▶ [Exercise aim]
In the material below, find the line containing "Decode this image" and output it and all lines after it exactly, through the last one, without the pictures.

▶ [Materials provided]

_ _ _

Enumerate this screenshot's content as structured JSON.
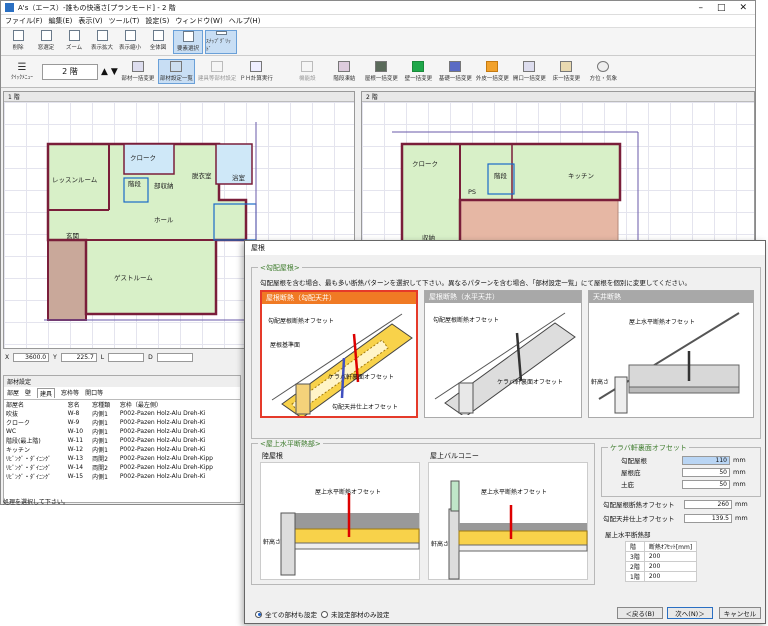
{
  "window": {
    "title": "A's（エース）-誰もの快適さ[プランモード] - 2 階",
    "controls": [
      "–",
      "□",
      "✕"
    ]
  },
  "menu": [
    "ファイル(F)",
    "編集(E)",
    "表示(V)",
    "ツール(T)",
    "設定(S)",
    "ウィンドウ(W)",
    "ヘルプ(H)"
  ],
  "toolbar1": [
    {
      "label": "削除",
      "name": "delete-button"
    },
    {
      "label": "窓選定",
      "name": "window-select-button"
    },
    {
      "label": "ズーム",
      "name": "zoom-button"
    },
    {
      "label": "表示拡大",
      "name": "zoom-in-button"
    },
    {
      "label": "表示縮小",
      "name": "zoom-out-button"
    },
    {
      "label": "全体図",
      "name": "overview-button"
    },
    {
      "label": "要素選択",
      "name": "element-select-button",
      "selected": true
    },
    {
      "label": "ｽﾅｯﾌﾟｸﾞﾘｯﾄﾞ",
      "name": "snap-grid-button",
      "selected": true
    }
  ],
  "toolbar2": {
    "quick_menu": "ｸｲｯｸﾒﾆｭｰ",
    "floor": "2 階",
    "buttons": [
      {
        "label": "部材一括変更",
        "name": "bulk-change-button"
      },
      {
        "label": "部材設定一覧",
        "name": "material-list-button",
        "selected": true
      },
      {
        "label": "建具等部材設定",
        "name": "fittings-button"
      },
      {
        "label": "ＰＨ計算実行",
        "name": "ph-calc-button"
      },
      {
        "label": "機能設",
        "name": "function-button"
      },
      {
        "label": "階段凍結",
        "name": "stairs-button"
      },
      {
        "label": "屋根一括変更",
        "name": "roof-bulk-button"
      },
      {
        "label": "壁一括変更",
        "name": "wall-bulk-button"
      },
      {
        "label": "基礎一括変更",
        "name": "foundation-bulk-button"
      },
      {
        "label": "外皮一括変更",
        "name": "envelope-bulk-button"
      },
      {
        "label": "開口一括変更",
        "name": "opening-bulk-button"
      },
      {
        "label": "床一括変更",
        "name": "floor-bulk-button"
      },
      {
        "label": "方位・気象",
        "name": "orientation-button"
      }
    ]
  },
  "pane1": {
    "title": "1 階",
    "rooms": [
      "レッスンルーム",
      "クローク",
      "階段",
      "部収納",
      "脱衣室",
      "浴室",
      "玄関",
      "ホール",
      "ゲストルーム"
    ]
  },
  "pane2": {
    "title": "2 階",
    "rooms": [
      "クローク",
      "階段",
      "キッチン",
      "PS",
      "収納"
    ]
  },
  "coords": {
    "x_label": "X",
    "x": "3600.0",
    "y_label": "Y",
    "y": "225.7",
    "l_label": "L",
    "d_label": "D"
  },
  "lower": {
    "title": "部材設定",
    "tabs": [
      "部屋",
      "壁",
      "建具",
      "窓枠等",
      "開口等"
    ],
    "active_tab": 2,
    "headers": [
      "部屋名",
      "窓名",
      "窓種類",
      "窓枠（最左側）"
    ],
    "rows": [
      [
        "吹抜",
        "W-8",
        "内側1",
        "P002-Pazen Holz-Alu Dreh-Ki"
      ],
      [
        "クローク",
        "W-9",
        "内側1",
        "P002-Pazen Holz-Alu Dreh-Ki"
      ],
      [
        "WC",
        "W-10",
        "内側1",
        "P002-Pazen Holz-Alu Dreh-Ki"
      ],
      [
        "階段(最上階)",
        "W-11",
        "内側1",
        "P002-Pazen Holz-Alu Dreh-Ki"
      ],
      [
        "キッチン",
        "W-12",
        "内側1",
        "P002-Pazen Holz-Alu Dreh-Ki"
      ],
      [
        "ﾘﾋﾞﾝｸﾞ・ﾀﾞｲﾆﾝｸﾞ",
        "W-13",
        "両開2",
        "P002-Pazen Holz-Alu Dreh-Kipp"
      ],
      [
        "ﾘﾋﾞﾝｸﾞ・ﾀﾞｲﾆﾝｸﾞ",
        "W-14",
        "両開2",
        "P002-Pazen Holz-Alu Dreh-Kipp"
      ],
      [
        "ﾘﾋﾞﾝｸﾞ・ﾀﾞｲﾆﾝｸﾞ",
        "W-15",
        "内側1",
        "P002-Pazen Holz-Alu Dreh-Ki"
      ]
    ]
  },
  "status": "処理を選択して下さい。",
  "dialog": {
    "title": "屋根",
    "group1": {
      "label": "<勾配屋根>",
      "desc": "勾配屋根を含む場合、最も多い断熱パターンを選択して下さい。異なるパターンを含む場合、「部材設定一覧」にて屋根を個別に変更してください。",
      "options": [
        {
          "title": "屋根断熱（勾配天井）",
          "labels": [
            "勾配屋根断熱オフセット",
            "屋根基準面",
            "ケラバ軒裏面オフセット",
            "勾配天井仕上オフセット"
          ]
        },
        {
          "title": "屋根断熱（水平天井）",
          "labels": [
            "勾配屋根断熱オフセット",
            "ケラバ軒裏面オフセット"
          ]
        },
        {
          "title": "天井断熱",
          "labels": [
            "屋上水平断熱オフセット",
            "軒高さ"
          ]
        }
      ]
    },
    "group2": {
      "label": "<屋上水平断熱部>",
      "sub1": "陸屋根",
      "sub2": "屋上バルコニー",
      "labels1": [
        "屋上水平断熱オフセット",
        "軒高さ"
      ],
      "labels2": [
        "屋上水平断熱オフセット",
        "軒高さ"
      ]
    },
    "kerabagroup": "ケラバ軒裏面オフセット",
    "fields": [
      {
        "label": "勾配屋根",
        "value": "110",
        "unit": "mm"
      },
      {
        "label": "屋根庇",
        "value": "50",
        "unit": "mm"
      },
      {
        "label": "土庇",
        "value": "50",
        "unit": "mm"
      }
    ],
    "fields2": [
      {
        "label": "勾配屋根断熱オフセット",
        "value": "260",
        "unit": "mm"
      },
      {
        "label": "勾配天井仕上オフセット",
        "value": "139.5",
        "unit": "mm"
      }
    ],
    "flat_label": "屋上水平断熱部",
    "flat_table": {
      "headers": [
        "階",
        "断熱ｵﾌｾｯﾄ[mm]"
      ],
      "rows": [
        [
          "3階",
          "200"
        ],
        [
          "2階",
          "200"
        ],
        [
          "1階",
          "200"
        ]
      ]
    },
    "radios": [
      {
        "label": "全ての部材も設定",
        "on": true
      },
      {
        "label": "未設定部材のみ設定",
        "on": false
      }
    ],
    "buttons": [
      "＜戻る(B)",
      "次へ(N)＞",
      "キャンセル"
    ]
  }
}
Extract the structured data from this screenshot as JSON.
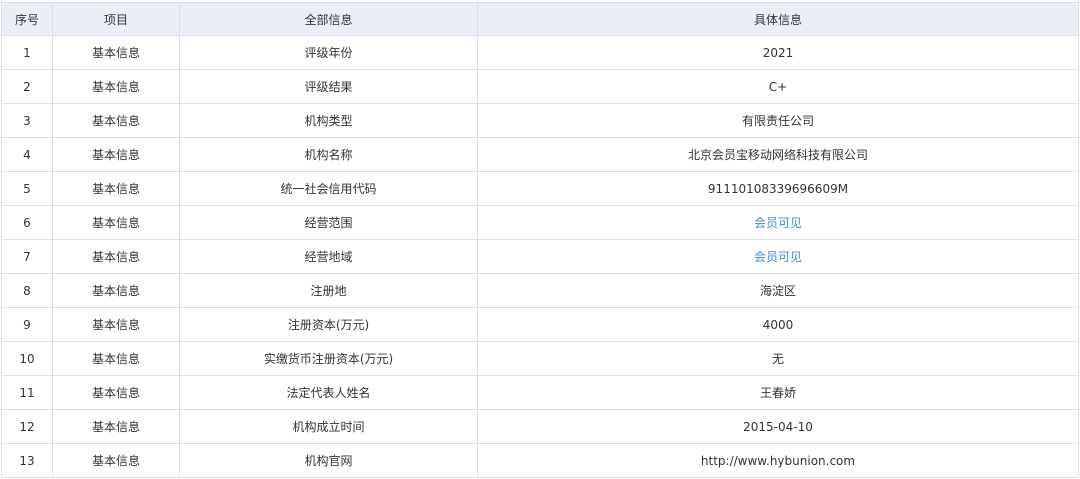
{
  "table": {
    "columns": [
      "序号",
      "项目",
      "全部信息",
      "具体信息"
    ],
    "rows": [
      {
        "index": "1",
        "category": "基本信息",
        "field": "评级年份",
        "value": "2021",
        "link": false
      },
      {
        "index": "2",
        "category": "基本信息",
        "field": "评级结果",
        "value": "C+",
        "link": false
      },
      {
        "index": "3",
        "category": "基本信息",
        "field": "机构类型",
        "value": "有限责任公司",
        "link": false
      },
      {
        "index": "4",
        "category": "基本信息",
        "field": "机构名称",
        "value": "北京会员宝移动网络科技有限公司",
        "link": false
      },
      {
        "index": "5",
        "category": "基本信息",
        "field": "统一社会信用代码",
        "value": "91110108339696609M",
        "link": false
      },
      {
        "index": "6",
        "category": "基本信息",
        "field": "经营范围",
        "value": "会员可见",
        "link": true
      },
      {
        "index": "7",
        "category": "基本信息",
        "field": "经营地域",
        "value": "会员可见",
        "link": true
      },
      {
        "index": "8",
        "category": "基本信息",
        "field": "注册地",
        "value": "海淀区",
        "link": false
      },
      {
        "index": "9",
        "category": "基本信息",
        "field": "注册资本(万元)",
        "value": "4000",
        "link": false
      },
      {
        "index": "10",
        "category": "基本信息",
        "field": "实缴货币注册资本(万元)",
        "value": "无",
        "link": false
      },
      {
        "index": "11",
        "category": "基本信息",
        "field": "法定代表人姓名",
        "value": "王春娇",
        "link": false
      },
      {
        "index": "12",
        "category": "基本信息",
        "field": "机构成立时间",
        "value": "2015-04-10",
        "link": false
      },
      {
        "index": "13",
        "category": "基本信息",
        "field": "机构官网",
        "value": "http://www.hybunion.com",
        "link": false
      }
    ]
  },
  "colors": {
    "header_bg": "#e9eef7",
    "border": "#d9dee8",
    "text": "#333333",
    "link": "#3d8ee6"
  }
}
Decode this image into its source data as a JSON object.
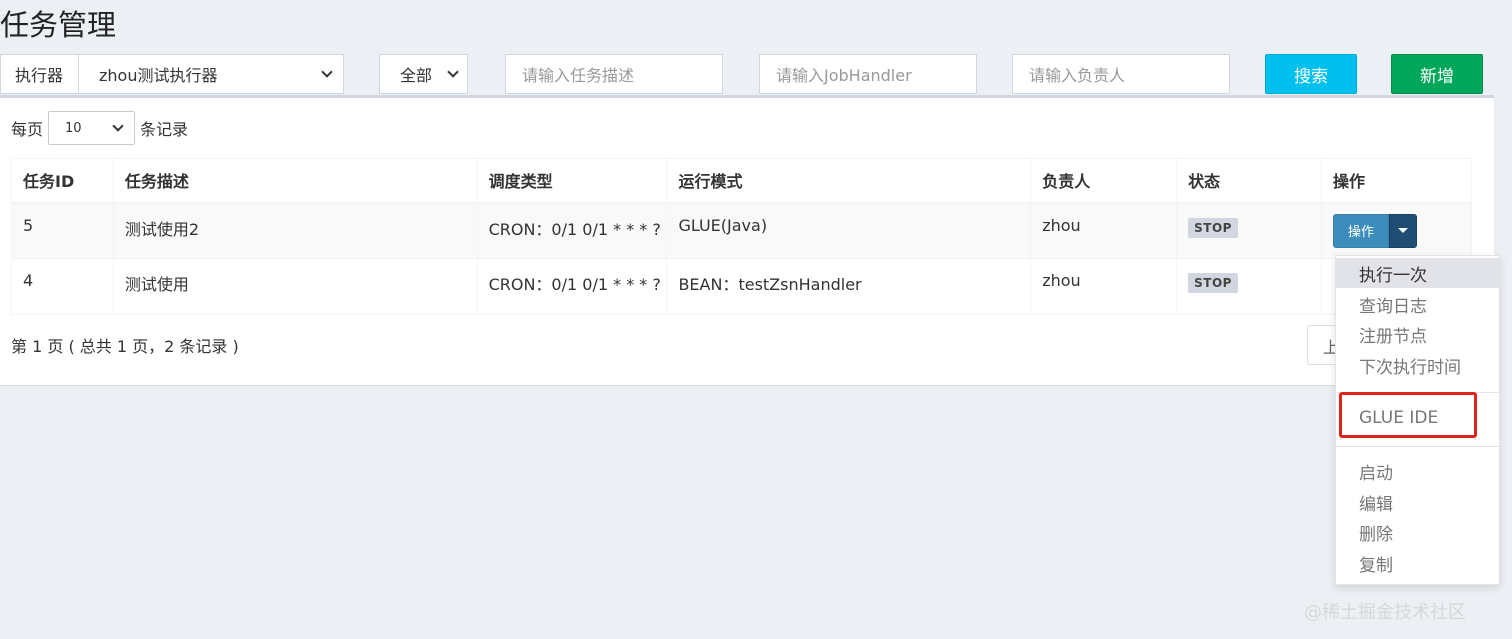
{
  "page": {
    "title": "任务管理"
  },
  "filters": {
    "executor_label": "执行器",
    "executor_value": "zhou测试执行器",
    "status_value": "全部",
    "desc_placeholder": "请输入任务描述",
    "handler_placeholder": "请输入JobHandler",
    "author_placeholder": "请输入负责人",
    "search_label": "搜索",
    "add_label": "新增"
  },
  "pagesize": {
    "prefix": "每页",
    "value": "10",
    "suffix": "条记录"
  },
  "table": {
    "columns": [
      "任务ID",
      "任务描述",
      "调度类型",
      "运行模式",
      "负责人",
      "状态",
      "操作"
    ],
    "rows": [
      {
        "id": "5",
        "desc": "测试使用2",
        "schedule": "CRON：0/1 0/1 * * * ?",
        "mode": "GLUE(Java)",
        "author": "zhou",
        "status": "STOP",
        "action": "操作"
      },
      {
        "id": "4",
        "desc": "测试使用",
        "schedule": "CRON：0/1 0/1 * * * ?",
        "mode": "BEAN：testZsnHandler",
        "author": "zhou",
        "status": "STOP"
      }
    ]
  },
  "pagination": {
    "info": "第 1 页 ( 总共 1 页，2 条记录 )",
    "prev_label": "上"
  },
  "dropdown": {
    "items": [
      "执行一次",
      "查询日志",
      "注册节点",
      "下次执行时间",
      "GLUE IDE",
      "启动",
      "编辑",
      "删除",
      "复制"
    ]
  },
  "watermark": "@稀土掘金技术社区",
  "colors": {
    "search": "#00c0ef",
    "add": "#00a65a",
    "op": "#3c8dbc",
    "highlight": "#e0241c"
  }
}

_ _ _

▶ [Task answer]
Decode this image into its source data as a JSON object.
{
  "page": {
    "title": "任务管理"
  },
  "filters": {
    "executor_label": "执行器",
    "executor_value": "zhou测试执行器",
    "status_value": "全部",
    "desc_placeholder": "请输入任务描述",
    "handler_placeholder": "请输入JobHandler",
    "author_placeholder": "请输入负责人",
    "search_label": "搜索",
    "add_label": "新增"
  },
  "pagesize": {
    "prefix": "每页",
    "value": "10",
    "suffix": "条记录"
  },
  "table": {
    "columns": [
      "任务ID",
      "任务描述",
      "调度类型",
      "运行模式",
      "负责人",
      "状态",
      "操作"
    ],
    "rows": [
      {
        "id": "5",
        "desc": "测试使用2",
        "schedule": "CRON：0/1 0/1 * * * ?",
        "mode": "GLUE(Java)",
        "author": "zhou",
        "status": "STOP",
        "action": "操作"
      },
      {
        "id": "4",
        "desc": "测试使用",
        "schedule": "CRON：0/1 0/1 * * * ?",
        "mode": "BEAN：testZsnHandler",
        "author": "zhou",
        "status": "STOP"
      }
    ]
  },
  "pagination": {
    "info": "第 1 页 ( 总共 1 页，2 条记录 )",
    "prev_label": "上"
  },
  "dropdown": {
    "items": [
      "执行一次",
      "查询日志",
      "注册节点",
      "下次执行时间",
      "GLUE IDE",
      "启动",
      "编辑",
      "删除",
      "复制"
    ]
  },
  "watermark": "@稀土掘金技术社区",
  "colors": {
    "search": "#00c0ef",
    "add": "#00a65a",
    "op": "#3c8dbc",
    "highlight": "#e0241c"
  }
}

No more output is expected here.